And right now, for some reason, my thoughts keep returning to a New Year's Eve 55 years ago.
New Year's Eve 1956 was like so many other New Years Eves of my childhood: my father, usually a night owl, would retire to his bed at 7 p.m., growling about the sad state of the world, the dreadful fate of mankind and the inherent foolishness of anyone who even thought about celebrating the passage from one year to the next. His grumblings were interrupted only by his occasional calls for snacks or for another rum and Coke, sipped as he lay abed bemoaning the year past and the year to come.
And we knew the scenario for New Year's Day as well: he would rise in time to watch the Rose Parade on television, still clad in his favorite thermal ski pajamas, and make caustic comments about every marching band, every float, and, especially, every equestrian unit in the lineup with the ornate, bejeweled costumes of the riders and silver trimmed saddles further weighing down the horses.
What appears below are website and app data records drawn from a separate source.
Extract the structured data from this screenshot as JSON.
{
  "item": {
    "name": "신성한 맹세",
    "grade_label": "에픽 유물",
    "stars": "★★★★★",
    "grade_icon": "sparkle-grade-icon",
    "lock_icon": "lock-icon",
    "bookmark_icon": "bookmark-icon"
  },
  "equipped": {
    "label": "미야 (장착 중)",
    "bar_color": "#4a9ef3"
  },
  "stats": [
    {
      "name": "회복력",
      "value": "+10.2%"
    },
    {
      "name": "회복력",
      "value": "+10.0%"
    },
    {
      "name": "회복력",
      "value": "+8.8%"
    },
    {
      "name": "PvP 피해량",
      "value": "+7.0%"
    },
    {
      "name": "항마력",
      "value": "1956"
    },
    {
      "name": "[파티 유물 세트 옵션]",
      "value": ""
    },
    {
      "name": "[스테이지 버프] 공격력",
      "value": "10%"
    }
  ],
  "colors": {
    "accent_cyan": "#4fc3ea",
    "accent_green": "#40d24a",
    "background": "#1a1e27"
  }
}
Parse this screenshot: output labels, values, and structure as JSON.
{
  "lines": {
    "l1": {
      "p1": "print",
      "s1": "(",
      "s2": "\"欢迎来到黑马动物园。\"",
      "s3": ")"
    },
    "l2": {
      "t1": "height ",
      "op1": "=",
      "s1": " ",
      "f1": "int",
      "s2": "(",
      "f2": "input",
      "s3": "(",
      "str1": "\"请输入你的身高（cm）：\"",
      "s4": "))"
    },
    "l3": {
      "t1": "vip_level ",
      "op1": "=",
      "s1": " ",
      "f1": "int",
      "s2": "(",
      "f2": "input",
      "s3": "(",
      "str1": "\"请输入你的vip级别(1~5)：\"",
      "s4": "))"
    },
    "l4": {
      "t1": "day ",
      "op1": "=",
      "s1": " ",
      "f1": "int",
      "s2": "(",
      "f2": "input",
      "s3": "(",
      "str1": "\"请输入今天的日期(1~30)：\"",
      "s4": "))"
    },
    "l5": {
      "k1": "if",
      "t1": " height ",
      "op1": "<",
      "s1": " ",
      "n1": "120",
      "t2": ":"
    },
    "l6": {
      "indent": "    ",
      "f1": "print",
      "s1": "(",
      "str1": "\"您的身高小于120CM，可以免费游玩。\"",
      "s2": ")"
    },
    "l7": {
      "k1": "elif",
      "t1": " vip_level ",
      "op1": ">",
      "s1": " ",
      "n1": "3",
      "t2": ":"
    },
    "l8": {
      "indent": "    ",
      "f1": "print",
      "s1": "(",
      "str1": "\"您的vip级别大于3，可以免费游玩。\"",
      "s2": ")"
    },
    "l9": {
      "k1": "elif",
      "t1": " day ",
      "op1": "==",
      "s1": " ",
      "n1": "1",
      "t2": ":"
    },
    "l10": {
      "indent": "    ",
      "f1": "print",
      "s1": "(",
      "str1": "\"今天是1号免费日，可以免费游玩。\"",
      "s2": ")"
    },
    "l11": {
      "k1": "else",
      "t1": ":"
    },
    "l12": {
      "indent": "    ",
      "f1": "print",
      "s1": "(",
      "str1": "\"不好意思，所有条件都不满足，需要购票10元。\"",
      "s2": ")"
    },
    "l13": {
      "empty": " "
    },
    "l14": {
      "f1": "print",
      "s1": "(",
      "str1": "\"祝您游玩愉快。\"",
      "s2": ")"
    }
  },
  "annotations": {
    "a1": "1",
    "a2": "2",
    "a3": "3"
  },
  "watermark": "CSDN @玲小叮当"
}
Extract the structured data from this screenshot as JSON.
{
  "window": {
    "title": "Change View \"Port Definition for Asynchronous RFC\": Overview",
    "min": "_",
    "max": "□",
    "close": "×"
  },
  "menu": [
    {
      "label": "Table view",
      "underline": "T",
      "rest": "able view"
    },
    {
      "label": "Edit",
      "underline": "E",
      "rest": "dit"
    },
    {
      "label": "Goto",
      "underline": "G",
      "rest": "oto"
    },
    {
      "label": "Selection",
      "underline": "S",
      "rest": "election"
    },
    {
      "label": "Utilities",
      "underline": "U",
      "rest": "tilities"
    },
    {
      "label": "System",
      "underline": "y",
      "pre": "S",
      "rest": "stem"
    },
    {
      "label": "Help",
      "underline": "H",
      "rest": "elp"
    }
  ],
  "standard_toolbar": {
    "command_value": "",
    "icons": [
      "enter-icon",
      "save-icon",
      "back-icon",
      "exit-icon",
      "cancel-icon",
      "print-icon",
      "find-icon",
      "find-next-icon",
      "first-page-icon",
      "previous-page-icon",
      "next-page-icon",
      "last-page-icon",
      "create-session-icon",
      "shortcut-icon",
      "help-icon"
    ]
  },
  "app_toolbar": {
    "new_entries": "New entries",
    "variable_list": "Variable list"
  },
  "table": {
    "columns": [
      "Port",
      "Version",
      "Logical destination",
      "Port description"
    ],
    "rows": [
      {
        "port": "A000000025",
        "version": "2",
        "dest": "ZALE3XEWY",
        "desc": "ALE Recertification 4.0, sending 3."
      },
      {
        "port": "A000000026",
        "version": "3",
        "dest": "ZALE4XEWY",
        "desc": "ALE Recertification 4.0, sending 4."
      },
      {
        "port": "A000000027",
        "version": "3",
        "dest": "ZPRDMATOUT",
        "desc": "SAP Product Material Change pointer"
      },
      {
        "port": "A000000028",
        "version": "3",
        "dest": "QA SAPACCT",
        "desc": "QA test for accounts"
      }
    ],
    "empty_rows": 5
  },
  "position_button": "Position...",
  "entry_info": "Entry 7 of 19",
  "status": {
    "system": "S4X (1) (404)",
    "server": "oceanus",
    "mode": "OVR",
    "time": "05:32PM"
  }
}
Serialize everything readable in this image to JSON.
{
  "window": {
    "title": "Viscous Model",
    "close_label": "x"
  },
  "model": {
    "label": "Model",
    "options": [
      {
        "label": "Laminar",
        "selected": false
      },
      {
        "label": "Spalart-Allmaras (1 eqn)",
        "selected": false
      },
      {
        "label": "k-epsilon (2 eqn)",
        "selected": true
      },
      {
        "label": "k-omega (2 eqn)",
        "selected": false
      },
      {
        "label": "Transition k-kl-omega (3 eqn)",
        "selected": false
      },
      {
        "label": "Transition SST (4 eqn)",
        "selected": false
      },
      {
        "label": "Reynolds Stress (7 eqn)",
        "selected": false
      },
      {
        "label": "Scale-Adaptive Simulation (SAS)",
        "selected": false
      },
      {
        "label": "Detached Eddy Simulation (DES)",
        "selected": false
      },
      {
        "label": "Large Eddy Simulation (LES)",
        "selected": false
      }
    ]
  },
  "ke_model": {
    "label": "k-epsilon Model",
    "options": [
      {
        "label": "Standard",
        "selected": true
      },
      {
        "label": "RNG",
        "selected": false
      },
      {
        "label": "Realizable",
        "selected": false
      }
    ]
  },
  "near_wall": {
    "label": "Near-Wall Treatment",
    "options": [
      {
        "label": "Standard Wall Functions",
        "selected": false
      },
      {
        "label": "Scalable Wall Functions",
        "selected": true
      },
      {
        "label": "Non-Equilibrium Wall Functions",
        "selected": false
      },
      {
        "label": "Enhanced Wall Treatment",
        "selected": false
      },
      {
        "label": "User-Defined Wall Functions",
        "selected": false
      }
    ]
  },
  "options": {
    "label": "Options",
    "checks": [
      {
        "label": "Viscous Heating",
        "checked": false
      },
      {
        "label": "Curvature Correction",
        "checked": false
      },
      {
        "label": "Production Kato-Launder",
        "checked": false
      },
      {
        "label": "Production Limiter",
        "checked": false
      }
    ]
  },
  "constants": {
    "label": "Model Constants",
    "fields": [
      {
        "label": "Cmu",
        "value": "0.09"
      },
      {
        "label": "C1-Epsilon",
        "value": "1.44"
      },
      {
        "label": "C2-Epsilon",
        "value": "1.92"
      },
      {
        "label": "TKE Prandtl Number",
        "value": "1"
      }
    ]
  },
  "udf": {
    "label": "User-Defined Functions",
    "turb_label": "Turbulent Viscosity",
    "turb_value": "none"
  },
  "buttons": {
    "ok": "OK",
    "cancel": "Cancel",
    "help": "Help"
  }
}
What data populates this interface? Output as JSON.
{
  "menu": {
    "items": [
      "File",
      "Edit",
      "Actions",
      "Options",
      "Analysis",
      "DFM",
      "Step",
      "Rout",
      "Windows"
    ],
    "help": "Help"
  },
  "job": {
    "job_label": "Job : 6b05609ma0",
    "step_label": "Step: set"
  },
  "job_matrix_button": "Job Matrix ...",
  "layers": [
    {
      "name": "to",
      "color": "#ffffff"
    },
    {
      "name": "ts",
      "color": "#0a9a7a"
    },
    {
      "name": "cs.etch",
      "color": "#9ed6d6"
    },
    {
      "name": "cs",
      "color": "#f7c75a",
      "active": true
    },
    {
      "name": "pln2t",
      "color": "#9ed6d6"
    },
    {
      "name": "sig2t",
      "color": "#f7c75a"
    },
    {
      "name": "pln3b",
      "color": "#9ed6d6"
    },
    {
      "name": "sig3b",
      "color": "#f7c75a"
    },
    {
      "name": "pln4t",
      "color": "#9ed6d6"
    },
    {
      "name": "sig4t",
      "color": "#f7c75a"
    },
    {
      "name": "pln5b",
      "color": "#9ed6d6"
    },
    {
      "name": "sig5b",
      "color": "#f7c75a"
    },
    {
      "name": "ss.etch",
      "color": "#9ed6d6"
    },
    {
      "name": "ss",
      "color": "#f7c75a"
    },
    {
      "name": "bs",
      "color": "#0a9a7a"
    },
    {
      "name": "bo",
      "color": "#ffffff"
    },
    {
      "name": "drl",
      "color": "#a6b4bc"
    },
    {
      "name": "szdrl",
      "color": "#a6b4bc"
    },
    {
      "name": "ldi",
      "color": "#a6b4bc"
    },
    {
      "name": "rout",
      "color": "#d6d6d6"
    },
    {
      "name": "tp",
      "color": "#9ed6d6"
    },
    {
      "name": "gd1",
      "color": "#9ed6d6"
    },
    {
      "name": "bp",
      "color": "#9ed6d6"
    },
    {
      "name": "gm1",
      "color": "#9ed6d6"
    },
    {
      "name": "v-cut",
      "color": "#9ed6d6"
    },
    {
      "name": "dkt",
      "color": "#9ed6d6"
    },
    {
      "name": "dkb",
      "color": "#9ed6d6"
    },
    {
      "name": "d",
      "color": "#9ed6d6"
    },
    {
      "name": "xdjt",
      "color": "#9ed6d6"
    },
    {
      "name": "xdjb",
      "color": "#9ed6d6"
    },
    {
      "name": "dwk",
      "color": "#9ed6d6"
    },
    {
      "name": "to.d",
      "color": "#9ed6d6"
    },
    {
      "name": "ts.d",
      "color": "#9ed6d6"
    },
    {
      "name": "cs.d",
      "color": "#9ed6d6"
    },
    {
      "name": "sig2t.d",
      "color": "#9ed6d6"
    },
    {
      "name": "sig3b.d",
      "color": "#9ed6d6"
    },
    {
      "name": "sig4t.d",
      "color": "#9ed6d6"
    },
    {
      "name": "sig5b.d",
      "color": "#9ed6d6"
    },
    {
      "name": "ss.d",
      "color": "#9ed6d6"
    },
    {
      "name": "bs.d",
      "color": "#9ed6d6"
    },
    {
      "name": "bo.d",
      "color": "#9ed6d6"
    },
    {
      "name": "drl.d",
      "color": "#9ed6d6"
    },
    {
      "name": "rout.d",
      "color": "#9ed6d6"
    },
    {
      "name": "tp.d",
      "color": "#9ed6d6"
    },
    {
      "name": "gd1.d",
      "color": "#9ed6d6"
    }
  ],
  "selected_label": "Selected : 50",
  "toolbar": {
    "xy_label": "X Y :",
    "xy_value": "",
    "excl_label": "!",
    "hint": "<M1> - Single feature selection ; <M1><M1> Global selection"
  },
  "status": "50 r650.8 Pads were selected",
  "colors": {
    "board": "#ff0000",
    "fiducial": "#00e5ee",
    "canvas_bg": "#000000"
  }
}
And there was a certain comfort in such predictability.
We sat quietly with Aunt Molly that evening. My mother occasionally joined us in between ferrying food and drink to my father's lair.
Suddenly, Aunt Molly announced that she felt some poems coming on. I ran for pen and paper to transcribe her latest inspirations.
And, as I wrote her words down, memorizing them as I went along, I realized something suddenly: that facing each day and each year with a family member who saw the world in a dark and completely different way offered Aunt Molly -- and us -- a unique opportunity. We could make his dark moods our own. Or we could offer him love and understanding despite our differences and bring laughter to a usually difficult night in our house.
I was struck by the affection and gentle humor in Aunt Molly's simple, spontaneous poems to and about her brother, my father. For all their differences, differences that ran deep and angry and as long as they both lived, there was much love between them. I felt it as I transcribed her words.
New Year's Eve - 1956
Oh Father on thy bed of pain
The New Year now rolls round again.
What words of joy you bring us all
Every time we hear you call.
Oh Father keep our spirits light
With tales of plague and death and blight.
Blithe spirit let us not forget
The present's black. Our doom is set.
But if thou wilt not rise, sweet pere,
Ring out wild bells! Let every hair
Stand upright as in earth and heaven
Fools of the world greet '57.
The Day Father Rode in the Rose Parade
The Rose Parade was at its height
The horses pranced, the floats rolled by
When suddenly an awesome sight
Appeared against the drizzly sky.
The crowd let out a mighty roar
And rose to cheer, each man and boy,
For larroping by on an old screen door
Was the one, the only James McCoy.
His ski pajamas blazed with jewels,
His legs were beautiful to see
He rode among the cheering fools
A king of eccentricity.
He passed the stand and there unfurled
A banner scrolled in plastic foam
That read for all the waiting world:
"Okay, you've had it! Fools go home!"
We laughed heartily and together over her efforts. Even Father, languishing in bed, laughed as he read the two poems. And then Aunt Molly, my mother, Mike and I celebrated the coming of midnight and the New Year 1957 by grabbing pots and pans and wooden spoons, running around the front yard banging on the pots and yelling "Happy New Year!" to our neighbors who were also running around their yards, setting off firecrackers and yelling with joy. But the four of us had even more to celebrate that night: we were united in our loving acceptance of what was and hopeful for what might be in the New Year.
What is to be in 2012?
I hope for love despite differences, shared laugher and much joy and gratitude as we greet yet another New Year.